If millennials are leading the tech startups, baby boomers continue to be the movers of the auto industry. If you were born between 1946 and 1964, you likely consider your first car as one of your most prized possessions. Former Ford and Chrysler executive Lee Iacocca recounted in his autobiography how the driving generation shaped the car industry. “Millions of teenagers born in the baby boom that followed World War II…would account for at least half the huge increase in car sales that was predicted for the entire industry during the next ten years,” he wrote.
This demographic, whether in North America, Japan or Southeast Asia, witnessed economic prosperity after the war. Nothing symbolized affluence, style and freedom more than the automobile. Sheryl Connelly, in-house futurist for Ford Motor Company, said that cars are an important marker for the boomers. “It was romanticized with independence, an opening gateway to freedom and an extension of effort, work ethic, and aspirations,” she added. They had a Mustang or a Pontiac from their first job, or a Volkswagen Beetle for those who chose the hippie lifestyle. During their families’ formative years, the minivan was both functional and appealing. Then, the SUVs came, which as Connelly described, “fell under the umbrella of ‘no boundaries, no limitations’.”
Retired but mobile
Now that boomers are in their 50s to 70s, carmakers are introducing innovations that adapt to their reduced flexibility and demand for continued, if not increased, mobility. They’re older and likely experiencing weakened ability to grip the steering wheel and press pedals, but refuse to be sedentary. Ford’s Connelly added that baby boomers are shifting to second careers and traveling. “They are also simplifying, but want what they want in a different way. They are very involved in their grandchildren’s lives,” she told the Chicago Tribune.

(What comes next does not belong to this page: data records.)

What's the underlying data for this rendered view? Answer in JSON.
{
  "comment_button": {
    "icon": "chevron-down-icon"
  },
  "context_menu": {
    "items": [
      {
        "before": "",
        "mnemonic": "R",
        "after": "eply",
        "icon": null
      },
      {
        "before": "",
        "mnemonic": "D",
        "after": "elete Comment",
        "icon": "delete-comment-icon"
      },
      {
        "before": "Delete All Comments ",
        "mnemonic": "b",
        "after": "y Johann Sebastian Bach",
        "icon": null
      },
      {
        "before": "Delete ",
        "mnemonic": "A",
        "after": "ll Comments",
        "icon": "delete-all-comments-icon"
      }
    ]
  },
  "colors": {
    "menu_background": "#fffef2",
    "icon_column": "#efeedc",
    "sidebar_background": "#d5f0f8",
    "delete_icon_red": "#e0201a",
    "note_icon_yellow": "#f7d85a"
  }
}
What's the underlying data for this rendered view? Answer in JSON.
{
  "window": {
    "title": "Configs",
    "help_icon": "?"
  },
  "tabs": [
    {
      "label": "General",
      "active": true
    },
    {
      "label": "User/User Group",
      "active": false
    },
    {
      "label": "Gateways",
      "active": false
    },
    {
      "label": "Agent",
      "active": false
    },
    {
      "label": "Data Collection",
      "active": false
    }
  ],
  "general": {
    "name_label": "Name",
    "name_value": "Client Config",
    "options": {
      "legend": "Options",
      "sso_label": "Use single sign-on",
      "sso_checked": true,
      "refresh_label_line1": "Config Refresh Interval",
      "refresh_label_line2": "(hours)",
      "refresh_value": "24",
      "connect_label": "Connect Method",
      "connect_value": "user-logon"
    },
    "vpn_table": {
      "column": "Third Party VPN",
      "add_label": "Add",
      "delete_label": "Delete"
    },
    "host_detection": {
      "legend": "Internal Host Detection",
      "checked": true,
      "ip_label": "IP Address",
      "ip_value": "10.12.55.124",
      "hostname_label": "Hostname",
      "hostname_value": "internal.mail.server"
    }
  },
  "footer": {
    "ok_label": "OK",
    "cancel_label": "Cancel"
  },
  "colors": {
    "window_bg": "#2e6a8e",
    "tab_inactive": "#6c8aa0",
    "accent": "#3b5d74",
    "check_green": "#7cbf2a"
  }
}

According to a recent Zipcar study, about 90% of those who are no longer working are “seeking to boost their cultural experiences, with easy access to a variety of restaurants, shops and fitness facilities.”
Safety innovations and self-driving autos
Today’s car trends include enhanced safety features. Toyota’s 2018 C-HR features forward-sensing radar technology and a smart camera to help detect the speed and distance of other vehicles on the road. To avoid accidents, this SUV is designed with a pre-collision system with pedestrian detection that scans the road ahead for another vehicle or a pedestrian. Ford’s 2018 Ecosport features the Blind Spot Information System (BLIS) with cross-traffic alert to detect a vehicle in your blind spot. To aid in driving on challenging terrains, this newest SUV is designed with the Ford AdvanceTrac that helps improve driving control on different surfaces including steep slopes.
Autonomous cars are another response to the boomers’ changing needs. Edmunds’ auto analyst Jessica Caldwell said that the baby boomer car would drive itself to give the driving generation increased freedom.
Car owners and tech enthusiasts were shown the latest auto trends in CES 2018 which included autonomous cars. Computing and AI company NVIDIA showcased the NVIDIA Drive Xavier a powerful processor designed to handle self-driving cars. It “delivers 30 trillion operations per second while consuming just 30 watts.” NVIDIA also presented the DRIVE AR (augmented reality) that allows the autonomous car to recognize its surroundings including points of interest and immediate dangers. Mercedes-Benz, Tesla and BMW are setting the course towards this innovative driving experience.
Customer service on-the-go
In this age of connectivity, car makers are pressed to address consumers’ demand for responsive customer service. Fewer people wait on phone queue systems with digital channels offering instant help. This applies to both baby boomers and millennials. In fact, the latest data reveal that 8 million 50-plus Americans browse the Internet to gather information about buying cars each month. However, Autodeal’s car buying experience study suggests that more than a third of car buyers are lost to competitors because of failure to maintain any degree of communication. A significant amount of business is wasted due to “an inability to stay in contact and nurture leads to fruition.”
Some carmakers are stepping up their game by developing customer service apps that disseminate information on new offers and special deals and offer customer support on-the-go. BMW’s remote control app allows users to lock and unlock their cars, locate it in a parking lot, and control interior temperature via a smartphone. Audi’s MMI Connect App enables users to send geo-coded photos from their smartphone to the car’s navigation system. The photos are stored and can be used as reference in the future without having to enter the address again.
Baby boomers will continue to shape the auto industry. It’s up to carmakers and tech innovators to deliver this generation’s insatiable for mobility.
Aby League is a qualitative researcher and a passionate writer. She writes mostly about technology, marketing, health, and psychology. You can follow her at @abyleague